When Curtiss returned an enormous crowd surrounded his plane. It seemed that the whole world had descended on Inwood to catch a glimpse of the great aviation pioneer and his magnificent contraption.
The Kingsbridge police station quickly dispatched a horse drawn wagon full of officers to the Isham estate to help maintain order.
Sergeant Edsall, who witnessed Curtiss’ plane pass the Spuyten Duyvil said, “It was the finest sight I have ever seen. No bird ever flew with more grace than did Curtiss as he came down. I was near Inwood-on-the-Hudson when I noticed a tiny speck in the air far up the Hudson. It was coming like the Twentieth Century Limited, and I knew right away that it was Curtiss. On it came, all the time getting bigger and bigger, and off Riverdale I begun to hear the whirring of propellers. I just stood there on the bluff and looked and wondered. I could not move.”
Realizing Curtiss was going in for a landing, Sergeant Edsall sprinted up the hill to the Isham property.
“As I reached the top of the hill I saw Curtiss jump out of the machine and shake hands with Mr. Collins,” Edsall later told the New York Times. “I knew that people from everywhere would head for the Isham place, and I sent in a call for reserves from Kingsbridge, and, say, did you ever see people spring up from everywhere as they did here in this, one of the most sparsely settled parts of New York?”
Another takeoff was going to prove tricky business. In addition to the crowd of onlookers, Curtiss realized he had flown into a cul-de-sac. His only option, a dangerous one, was to roll down the hill then steer his airplane past the unforgiving walls of the Spuyten Duyvil as he gained altitude.
Technically he didn’t have to continue at all. Pulitzer’s rules only specified he land in city limits. For this sportsmanlike act he would earn the respect and admiration of New Yorkers for years to come.
At 11:42 Curtiss took off from the Isham lawn and once again headed west for the Hudson River. A fleet of automobiles attempted to chase the plane down Riverside Drive, but could not keep up.
All along the west side spectators took to the shoreline, piers and ferries struggling to catch a glimpse of Curtiss as he ventured south, circled the Statue of Liberty, then landed on Governor’s Island at almost exactly the stroke of noon. Total flying time: Two hours and fifty-one minutes. Average speed: Fifty-two miles per hour.
While he would become an international hero, opening the door for commercial flight, air-mail and a host of other modern applications, Curtiss provided a sober insight into the future of aviation. He told reporters that during his flight two thoughts had occupied his mind. One was the need for landing fields and the second was the airplane’s potential as a weapon of war.
“All the great battles of the future will be fought in the air,” Curtiss stated. “I have demonstrated that it is easy to fly over cities and fortifications. It would be perfectly practical to drop enough dynamite or picric acid down on West Point or a city like New York and destroy it utterly.”

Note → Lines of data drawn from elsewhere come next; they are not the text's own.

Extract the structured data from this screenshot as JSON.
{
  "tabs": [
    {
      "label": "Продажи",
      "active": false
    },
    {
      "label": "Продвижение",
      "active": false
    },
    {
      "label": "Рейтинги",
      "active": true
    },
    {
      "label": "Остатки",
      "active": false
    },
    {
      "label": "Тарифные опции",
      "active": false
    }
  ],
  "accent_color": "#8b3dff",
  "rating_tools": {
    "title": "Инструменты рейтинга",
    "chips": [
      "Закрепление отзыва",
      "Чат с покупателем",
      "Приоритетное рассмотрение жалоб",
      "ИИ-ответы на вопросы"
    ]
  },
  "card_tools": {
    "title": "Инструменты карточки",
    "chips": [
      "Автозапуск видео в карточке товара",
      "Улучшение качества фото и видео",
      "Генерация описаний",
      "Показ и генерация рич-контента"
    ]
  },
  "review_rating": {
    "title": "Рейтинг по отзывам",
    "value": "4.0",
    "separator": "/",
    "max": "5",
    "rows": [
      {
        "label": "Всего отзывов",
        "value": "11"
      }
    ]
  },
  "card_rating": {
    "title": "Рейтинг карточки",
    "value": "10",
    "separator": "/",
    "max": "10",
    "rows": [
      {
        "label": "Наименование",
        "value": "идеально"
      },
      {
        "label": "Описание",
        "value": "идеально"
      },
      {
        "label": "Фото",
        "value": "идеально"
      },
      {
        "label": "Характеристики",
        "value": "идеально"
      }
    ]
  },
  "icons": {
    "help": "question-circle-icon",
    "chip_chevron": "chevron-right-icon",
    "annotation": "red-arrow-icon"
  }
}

At a later award ceremony, presenter/publisher Charles Mann said, “Three names will always be associated with the history of the river—that of Hudson, the explorer; that of Robert Fulton, the introducer of river navigation; and that of Glenn H. Curtiss, the birdman.”
Curtiss died in Buffalo, New York in 1930 following complications from an appendectomy.
His company, the Curtiss Aeroplane and Motor Company, later merged with that of the Wright brothers to become the Cyrtiss-Wright Corporation. The company exists to this very day.
As for the $10,000 check… Curtiss gave it to his wife who told reporters she’d likely spend the money on an automobile.
Back in Inwood, Flora and Julia Isham wound up preserving a piece of aviation history, though likely not for that reason. In 1912 the Isham women donated their land, the site of Curtiss’ landing, to the City of New York for the creation of Isham Park.